blog1 My 4th grade daughter is reading the Chronicles of Narnia.  She started out with The Lion, the Witch, and the Wardrobe and really enjoyed it.  Then she decided to read Prince Caspian.

One night last week, I told her that her reading time was up and it was time to turn in.  “But Mama!” she said.  “I’ve only read four pages!”

Usually in that length of time she’s read at least a chapter, so I decided to take a look.  I’d forgotten that C.S. Lewis had such long descriptive passages.  And I love Lewis.

But he’d very carefully written out a description of a ridge the group was crossing and the valley beneath.  The description of the journey over the treacherous ridge took several pages of description.

My daughter doesn’t really know how to skim yet, and she’d gotten bogged down in all the details.  It wasn’t that she was savoring every word—it was that she was trying to work through the heavy imagery.

Which made me think.  Yes, if anyone could write a beautiful descriptive passage, it was C.S. Lewis.  And I know my nine year old isn’t the speediest reader in the world, but it did slow her down and trip her up…which isn’t what we want for our readers.

When it was time for her to write her synopsis of the chapter for school, she didn’t have much material to write about.  The plot hadn’t actually progressed during the description…it could be summed up with: “The group made a harrowing journey toward the enemy’s campsite.”

It made me realize how frequently I skim descriptive passages.  I think it’s a shame—but I honestly don’t have as much time as a reader anymore.

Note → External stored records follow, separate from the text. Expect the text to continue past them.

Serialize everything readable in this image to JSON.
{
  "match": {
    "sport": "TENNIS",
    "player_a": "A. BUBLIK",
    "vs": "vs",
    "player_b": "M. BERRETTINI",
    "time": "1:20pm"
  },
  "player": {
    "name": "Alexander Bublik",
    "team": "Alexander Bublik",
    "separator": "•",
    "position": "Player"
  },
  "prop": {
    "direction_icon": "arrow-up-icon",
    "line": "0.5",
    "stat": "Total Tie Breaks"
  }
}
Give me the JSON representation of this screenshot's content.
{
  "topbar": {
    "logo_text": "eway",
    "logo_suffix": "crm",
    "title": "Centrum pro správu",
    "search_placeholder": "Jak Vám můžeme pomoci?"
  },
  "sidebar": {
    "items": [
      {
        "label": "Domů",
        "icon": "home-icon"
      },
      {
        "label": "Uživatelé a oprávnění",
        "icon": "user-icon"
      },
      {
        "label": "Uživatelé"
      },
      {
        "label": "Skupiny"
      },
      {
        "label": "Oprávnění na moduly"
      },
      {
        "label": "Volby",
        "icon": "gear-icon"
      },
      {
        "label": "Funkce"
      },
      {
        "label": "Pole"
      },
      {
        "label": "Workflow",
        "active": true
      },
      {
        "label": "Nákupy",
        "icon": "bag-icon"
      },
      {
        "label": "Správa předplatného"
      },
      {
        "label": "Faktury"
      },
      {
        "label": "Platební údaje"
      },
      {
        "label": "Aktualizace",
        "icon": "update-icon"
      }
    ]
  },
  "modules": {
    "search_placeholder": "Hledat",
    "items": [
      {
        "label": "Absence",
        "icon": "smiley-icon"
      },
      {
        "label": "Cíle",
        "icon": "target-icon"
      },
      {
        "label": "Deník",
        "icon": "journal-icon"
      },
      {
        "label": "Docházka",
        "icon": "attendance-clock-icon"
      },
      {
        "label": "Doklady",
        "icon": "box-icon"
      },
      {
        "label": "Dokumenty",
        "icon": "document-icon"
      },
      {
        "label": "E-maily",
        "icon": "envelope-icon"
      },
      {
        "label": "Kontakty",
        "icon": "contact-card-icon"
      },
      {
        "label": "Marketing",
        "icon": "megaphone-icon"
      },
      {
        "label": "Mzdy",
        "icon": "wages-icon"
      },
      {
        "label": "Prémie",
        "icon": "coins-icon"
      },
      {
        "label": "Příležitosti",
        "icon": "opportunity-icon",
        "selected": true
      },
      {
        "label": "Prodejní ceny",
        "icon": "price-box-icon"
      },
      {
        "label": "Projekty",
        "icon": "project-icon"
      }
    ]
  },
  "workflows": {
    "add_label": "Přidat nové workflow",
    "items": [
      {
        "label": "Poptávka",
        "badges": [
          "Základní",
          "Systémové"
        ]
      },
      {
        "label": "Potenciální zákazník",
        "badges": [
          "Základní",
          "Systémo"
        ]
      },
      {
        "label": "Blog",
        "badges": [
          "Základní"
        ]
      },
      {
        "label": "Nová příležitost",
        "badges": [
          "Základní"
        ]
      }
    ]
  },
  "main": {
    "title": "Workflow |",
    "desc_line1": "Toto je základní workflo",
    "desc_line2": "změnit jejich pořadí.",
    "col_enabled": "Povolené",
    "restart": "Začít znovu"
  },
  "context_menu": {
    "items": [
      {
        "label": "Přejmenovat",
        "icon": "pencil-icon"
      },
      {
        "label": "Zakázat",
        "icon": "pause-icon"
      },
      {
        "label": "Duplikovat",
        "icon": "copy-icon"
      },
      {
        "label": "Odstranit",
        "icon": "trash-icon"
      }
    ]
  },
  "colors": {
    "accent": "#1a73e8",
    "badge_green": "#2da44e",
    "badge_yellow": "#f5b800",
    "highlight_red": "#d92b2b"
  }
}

As a writer, I don’t write much description.  In fact, my editors usually ask me to put more in.  I’m more likely to try to give a picture of a character through their actions, instead.

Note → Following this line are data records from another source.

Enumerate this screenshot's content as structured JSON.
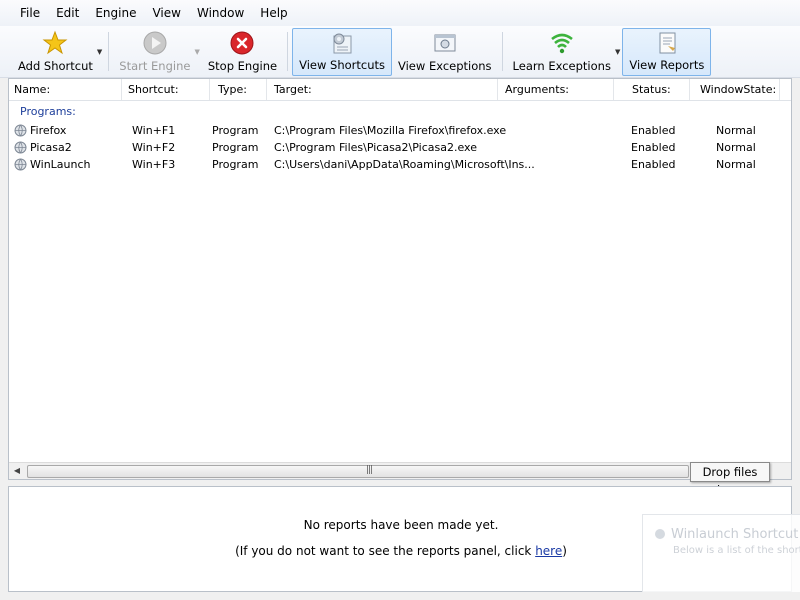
{
  "menu": [
    "File",
    "Edit",
    "Engine",
    "View",
    "Window",
    "Help"
  ],
  "toolbar": {
    "add_shortcut": "Add Shortcut",
    "start_engine": "Start Engine",
    "stop_engine": "Stop Engine",
    "view_shortcuts": "View Shortcuts",
    "view_exceptions": "View Exceptions",
    "learn_exceptions": "Learn Exceptions",
    "view_reports": "View Reports"
  },
  "columns": {
    "name": "Name:",
    "shortcut": "Shortcut:",
    "type": "Type:",
    "target": "Target:",
    "arguments": "Arguments:",
    "status": "Status:",
    "window_state": "WindowState:"
  },
  "group_label": "Programs:",
  "rows": [
    {
      "name": "Firefox",
      "shortcut": "Win+F1",
      "type": "Program",
      "target": "C:\\Program Files\\Mozilla Firefox\\firefox.exe",
      "status": "Enabled",
      "window_state": "Normal"
    },
    {
      "name": "Picasa2",
      "shortcut": "Win+F2",
      "type": "Program",
      "target": "C:\\Program Files\\Picasa2\\Picasa2.exe",
      "status": "Enabled",
      "window_state": "Normal"
    },
    {
      "name": "WinLaunch",
      "shortcut": "Win+F3",
      "type": "Program",
      "target": "C:\\Users\\dani\\AppData\\Roaming\\Microsoft\\Ins...",
      "status": "Enabled",
      "window_state": "Normal"
    }
  ],
  "drop_tip": "Drop files here",
  "reports": {
    "empty_message": "No reports have been made yet.",
    "hint_prefix": "(If you do not want to see the reports panel, click ",
    "hint_link": "here",
    "hint_suffix": ")"
  },
  "notification": {
    "title": "Winlaunch Shortcut",
    "body": "Below is a list of the shortc"
  },
  "colors": {
    "group_label": "#1e3f9b",
    "link": "#1a3aa5",
    "active_button_border": "#7eb4ea"
  }
}
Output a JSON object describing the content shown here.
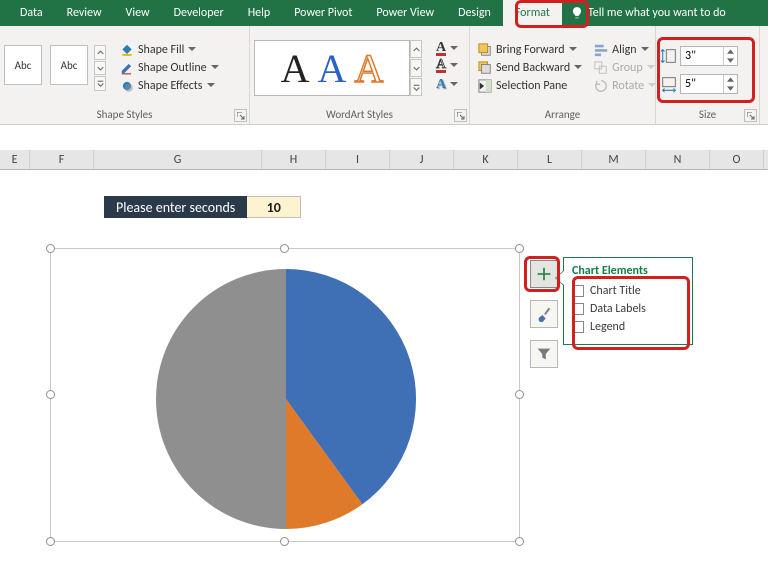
{
  "tabs": [
    "Data",
    "Review",
    "View",
    "Developer",
    "Help",
    "Power Pivot",
    "Power View",
    "Design",
    "Format"
  ],
  "active_tab": "Format",
  "tell_me": "Tell me what you want to do",
  "group_labels": {
    "shape": "Shape Styles",
    "wordart": "WordArt Styles",
    "arrange": "Arrange",
    "size": "Size"
  },
  "shape_menu": {
    "fill": "Shape Fill",
    "outline": "Shape Outline",
    "effects": "Shape Effects"
  },
  "shape_box_label": "Abc",
  "arrange": {
    "forward": "Bring Forward",
    "backward": "Send Backward",
    "pane": "Selection Pane",
    "align": "Align",
    "group": "Group",
    "rotate": "Rotate"
  },
  "size": {
    "h": "3\"",
    "w": "5\""
  },
  "sheet": {
    "cols": [
      "E",
      "F",
      "G",
      "H",
      "I",
      "J",
      "K",
      "L",
      "M",
      "N",
      "O"
    ],
    "enter_label": "Please enter seconds",
    "enter_value": "10"
  },
  "chart_data": {
    "type": "pie",
    "series": [
      {
        "name": "",
        "values": [
          50,
          10,
          40
        ]
      }
    ],
    "categories": [
      "Gray",
      "Orange",
      "Blue"
    ],
    "colors": [
      "#8f8f8f",
      "#e07a2b",
      "#3f6fb5"
    ],
    "title": "",
    "legend": false,
    "data_labels": false
  },
  "flyout": {
    "title": "Chart Elements",
    "items": [
      "Chart Title",
      "Data Labels",
      "Legend"
    ]
  }
}
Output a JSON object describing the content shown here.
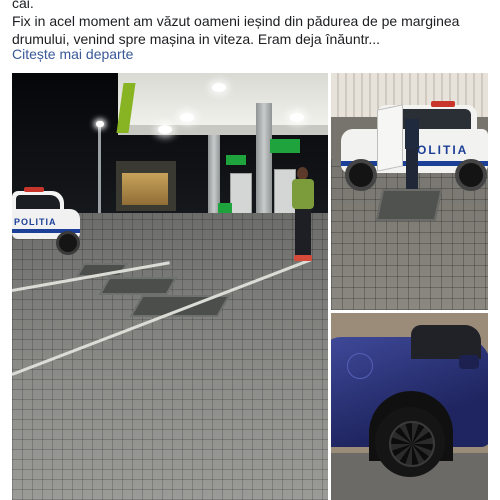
{
  "post": {
    "text_lines": [
      "cai.",
      "Fix in acel moment am văzut oameni ieșind din pădurea de pe marginea",
      "drumului, venind spre mașina in viteza. Eram deja înăuntr..."
    ],
    "see_more_label": "Citește mai departe"
  },
  "photos": {
    "main": {
      "car_label": "POLITIA"
    },
    "top_right": {
      "car_label": "POLITIA"
    },
    "bottom_right": {}
  },
  "colors": {
    "text": "#1c1e21",
    "link": "#385898",
    "police_blue": "#1c3f97",
    "station_green": "#1fa33d"
  }
}
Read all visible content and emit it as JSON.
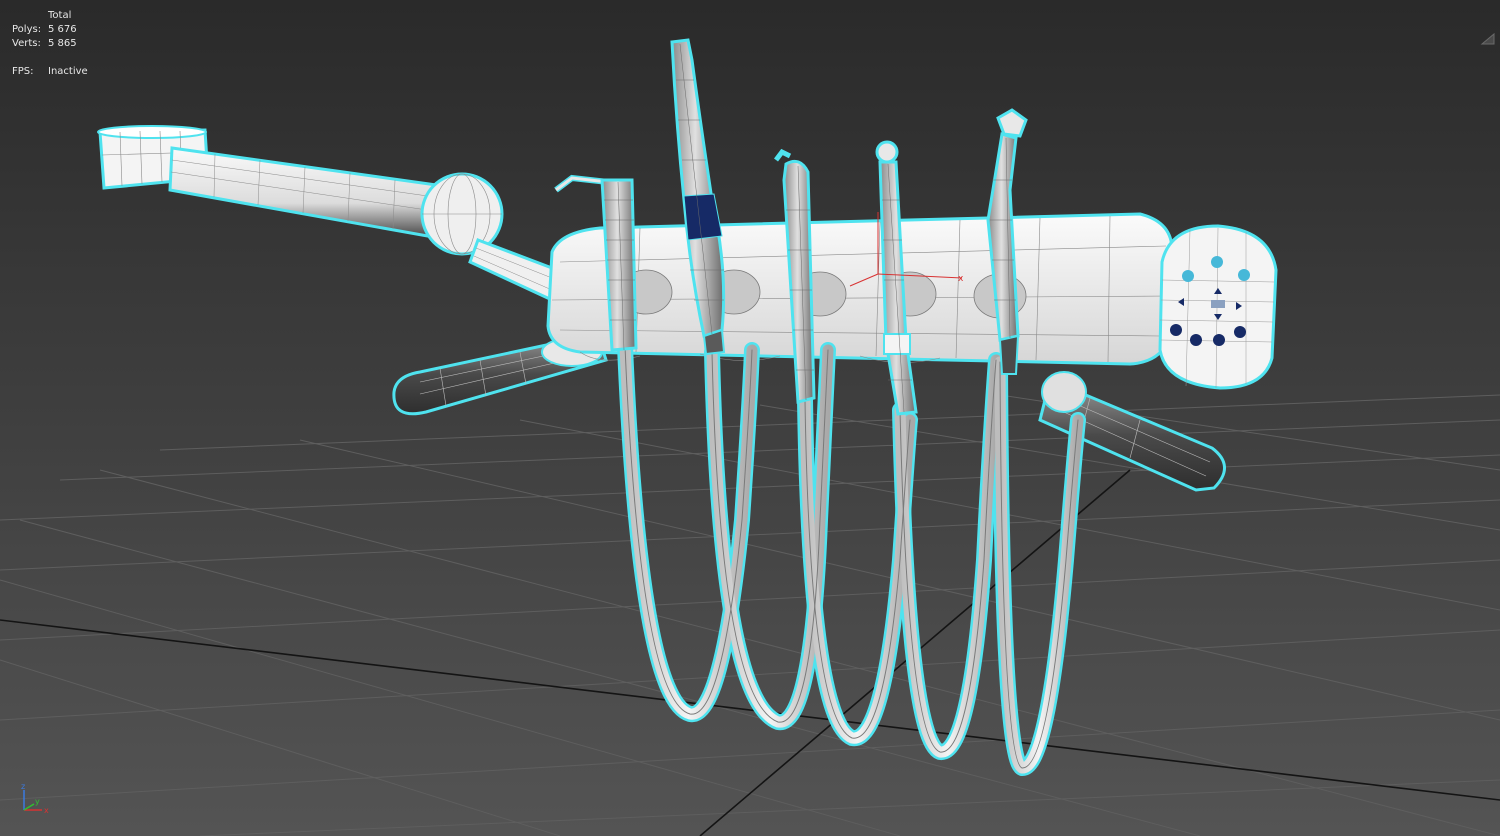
{
  "stats": {
    "header": "Total",
    "polys_label": "Polys:",
    "polys_value": "5 676",
    "verts_label": "Verts:",
    "verts_value": "5 865",
    "fps_label": "FPS:",
    "fps_value": "Inactive"
  },
  "axes": {
    "x_label": "x",
    "y_label": "y",
    "z_label": "z"
  },
  "colors": {
    "background_top": "#2a2a2a",
    "background_bottom": "#525252",
    "grid_line": "#5e5e5e",
    "grid_axis": "#141414",
    "selection_outline": "#4fe3ef",
    "model_fill": "#f2f2f2",
    "model_wire": "#6a6a6a",
    "dark_part": "#4a4a4a",
    "accent_blue": "#162a66",
    "accent_light_blue": "#46b8d8",
    "axis_x": "#d83232",
    "axis_y": "#30c030",
    "axis_z": "#3a7ae0"
  },
  "icons": {
    "scene_model": "dental-unit-wireframe",
    "gizmo": "transform-gizmo-icon",
    "tripod": "axis-tripod-icon"
  }
}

How much is too much description?  How much is too little?  As a writer, does the amount you put in reflect how you view descriptive passages as a reader?